*About this task:*
Across the entries that follow, count each line holding "contain" and state the total alone.

################

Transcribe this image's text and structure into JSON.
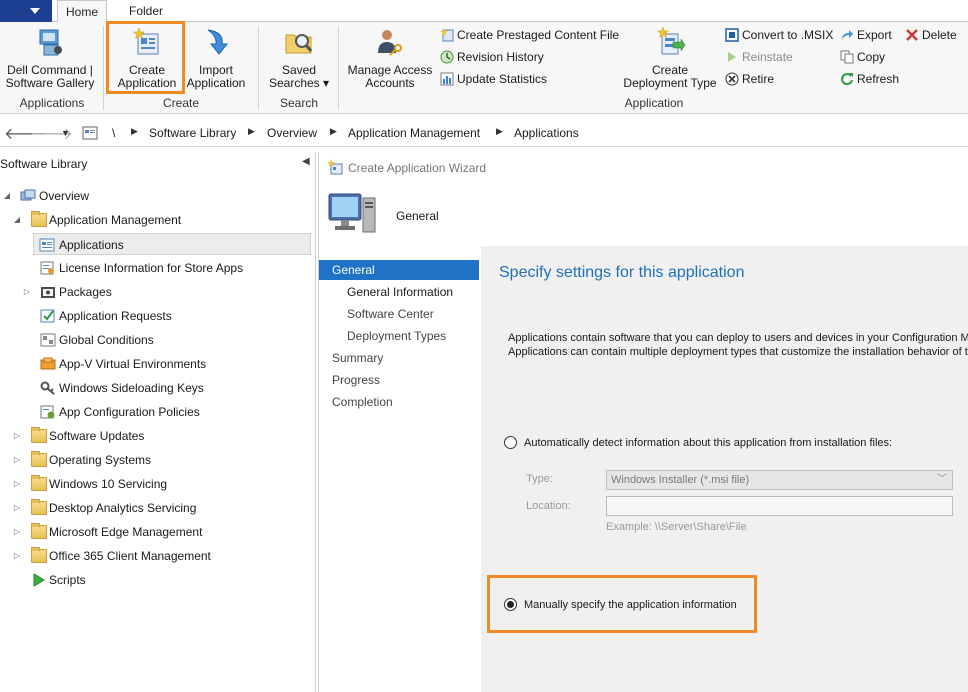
{
  "ribbon": {
    "tabs": [
      "Home",
      "Folder"
    ],
    "groups": {
      "applications": {
        "label": "Applications",
        "dell": {
          "line1": "Dell Command |",
          "line2": "Software Gallery"
        }
      },
      "create": {
        "label": "Create",
        "create_app": {
          "line1": "Create",
          "line2": "Application"
        },
        "import_app": {
          "line1": "Import",
          "line2": "Application"
        }
      },
      "search": {
        "label": "Search",
        "saved": {
          "line1": "Saved",
          "line2": "Searches ▾"
        }
      },
      "application": {
        "label": "Application",
        "manage": {
          "line1": "Manage Access",
          "line2": "Accounts"
        },
        "prestaged": "Create Prestaged Content File",
        "revision": "Revision History",
        "update_stats": "Update Statistics",
        "create_dt": {
          "line1": "Create",
          "line2": "Deployment Type"
        },
        "convert": "Convert to .MSIX",
        "reinstate": "Reinstate",
        "retire": "Retire",
        "export": "Export",
        "copy": "Copy",
        "refresh": "Refresh",
        "delete": "Delete"
      }
    }
  },
  "breadcrumb": [
    "\\",
    "Software Library",
    "Overview",
    "Application Management",
    "Applications"
  ],
  "nav": {
    "title": "Software Library",
    "items": [
      {
        "label": "Overview"
      },
      {
        "label": "Application Management"
      },
      {
        "label": "Applications"
      },
      {
        "label": "License Information for Store Apps"
      },
      {
        "label": "Packages"
      },
      {
        "label": "Application Requests"
      },
      {
        "label": "Global Conditions"
      },
      {
        "label": "App-V Virtual Environments"
      },
      {
        "label": "Windows Sideloading Keys"
      },
      {
        "label": "App Configuration Policies"
      },
      {
        "label": "Software Updates"
      },
      {
        "label": "Operating Systems"
      },
      {
        "label": "Windows 10 Servicing"
      },
      {
        "label": "Desktop Analytics Servicing"
      },
      {
        "label": "Microsoft Edge Management"
      },
      {
        "label": "Office 365 Client Management"
      },
      {
        "label": "Scripts"
      }
    ]
  },
  "wizard": {
    "title": "Create Application Wizard",
    "header": "General",
    "steps": [
      "General",
      "General Information",
      "Software Center",
      "Deployment Types",
      "Summary",
      "Progress",
      "Completion"
    ],
    "heading": "Specify settings for this application",
    "desc1": "Applications contain software that you can deploy to users and devices in your Configuration Mana",
    "desc2": "Applications can contain multiple deployment types that customize the installation behavior of the a",
    "auto_label": "Automatically detect information about this application from installation files:",
    "type_label": "Type:",
    "type_value": "Windows Installer (*.msi file)",
    "location_label": "Location:",
    "location_value": "",
    "example": "Example: \\\\Server\\Share\\File",
    "manual_label": "Manually specify the application information"
  },
  "colors": {
    "accent": "#1f72c6",
    "highlight": "#f08a24",
    "app_button": "#1c3f91"
  }
}
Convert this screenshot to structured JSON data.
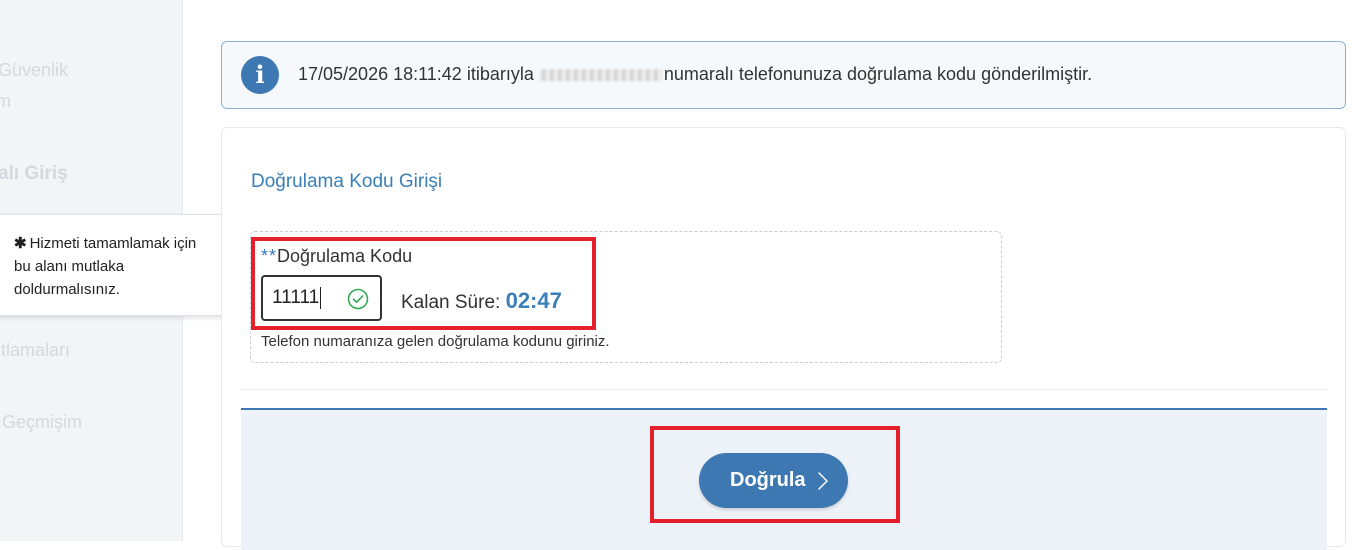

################

*Result:*
2